**Extracted material:**

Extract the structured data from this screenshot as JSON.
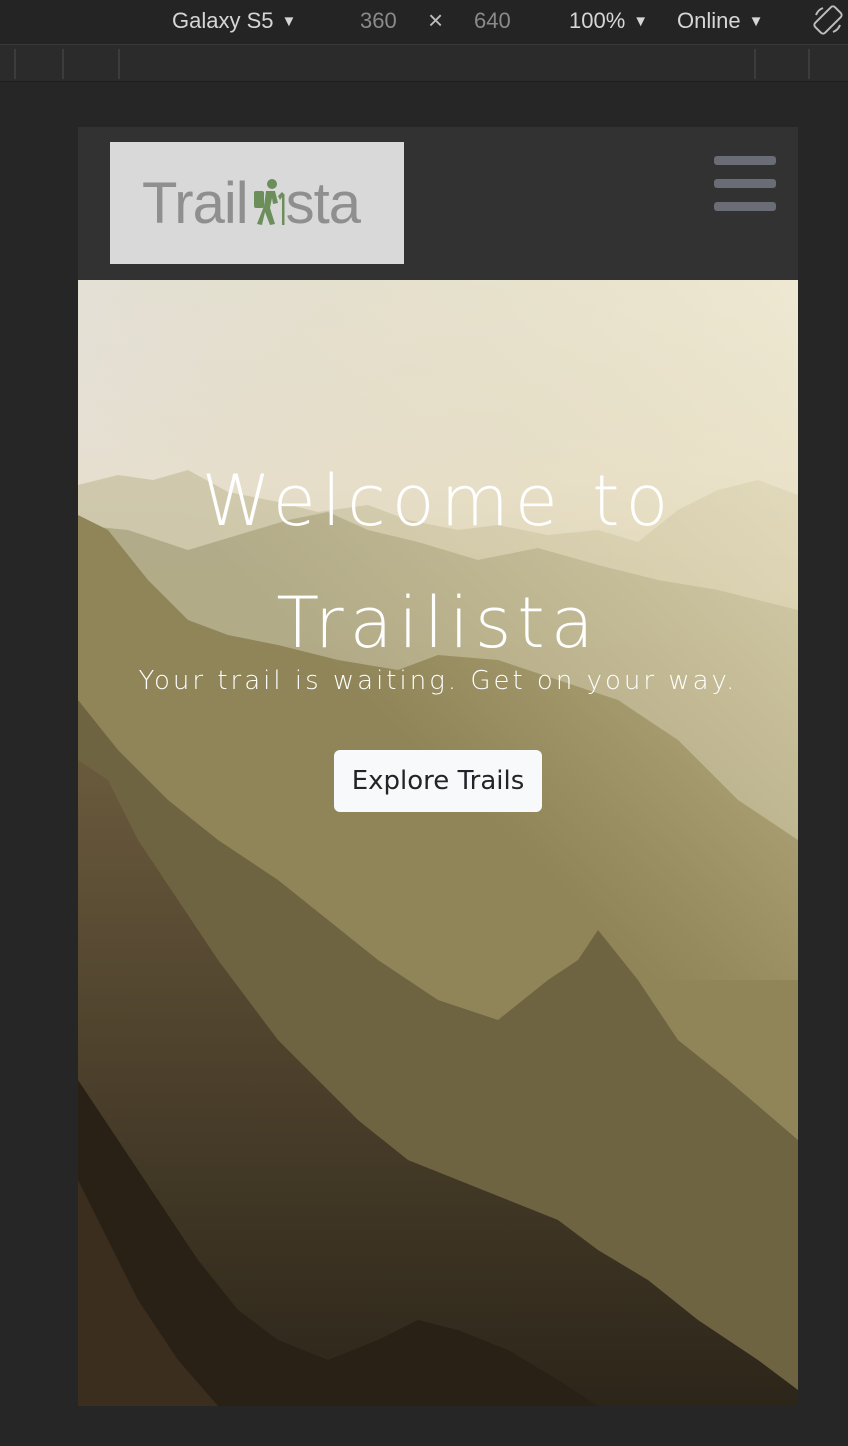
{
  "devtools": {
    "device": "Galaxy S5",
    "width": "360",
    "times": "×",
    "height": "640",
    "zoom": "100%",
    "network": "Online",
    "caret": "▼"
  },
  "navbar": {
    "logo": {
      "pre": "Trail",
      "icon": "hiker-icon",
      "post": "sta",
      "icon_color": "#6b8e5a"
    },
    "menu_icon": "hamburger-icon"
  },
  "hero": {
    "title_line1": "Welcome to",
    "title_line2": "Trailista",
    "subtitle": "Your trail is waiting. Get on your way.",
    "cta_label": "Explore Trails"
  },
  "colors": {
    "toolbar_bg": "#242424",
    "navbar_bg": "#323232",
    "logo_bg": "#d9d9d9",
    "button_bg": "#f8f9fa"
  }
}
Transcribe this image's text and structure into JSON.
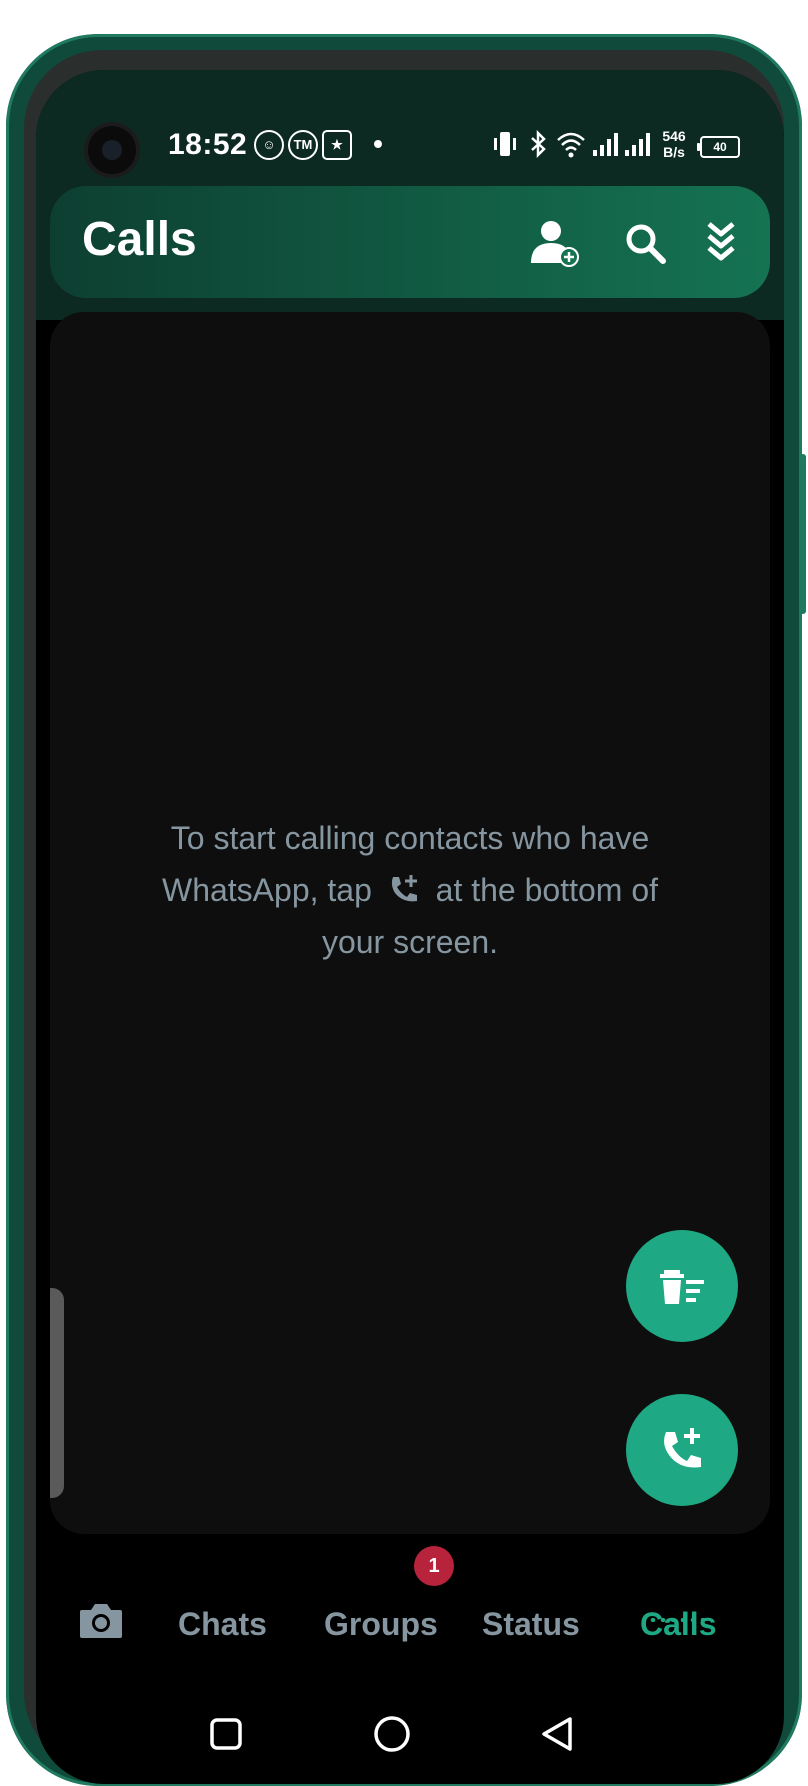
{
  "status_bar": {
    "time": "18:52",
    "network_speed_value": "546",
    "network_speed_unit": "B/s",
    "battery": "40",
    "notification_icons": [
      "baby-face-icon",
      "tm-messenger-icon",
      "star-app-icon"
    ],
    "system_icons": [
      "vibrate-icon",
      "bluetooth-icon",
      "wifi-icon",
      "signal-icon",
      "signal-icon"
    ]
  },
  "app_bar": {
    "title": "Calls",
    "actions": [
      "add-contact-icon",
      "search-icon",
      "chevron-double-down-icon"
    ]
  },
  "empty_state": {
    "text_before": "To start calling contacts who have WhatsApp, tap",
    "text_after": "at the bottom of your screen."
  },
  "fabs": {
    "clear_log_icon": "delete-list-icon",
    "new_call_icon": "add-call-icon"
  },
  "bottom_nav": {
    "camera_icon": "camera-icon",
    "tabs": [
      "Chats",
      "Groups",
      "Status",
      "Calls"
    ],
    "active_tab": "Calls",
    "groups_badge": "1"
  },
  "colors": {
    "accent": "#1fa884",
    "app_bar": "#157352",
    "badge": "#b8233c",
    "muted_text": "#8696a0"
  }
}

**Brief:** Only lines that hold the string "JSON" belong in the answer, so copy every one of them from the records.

**Answer section:**
Extract the structured data from this screenshot as JSON.
Transcribe this image's text and structure into JSON.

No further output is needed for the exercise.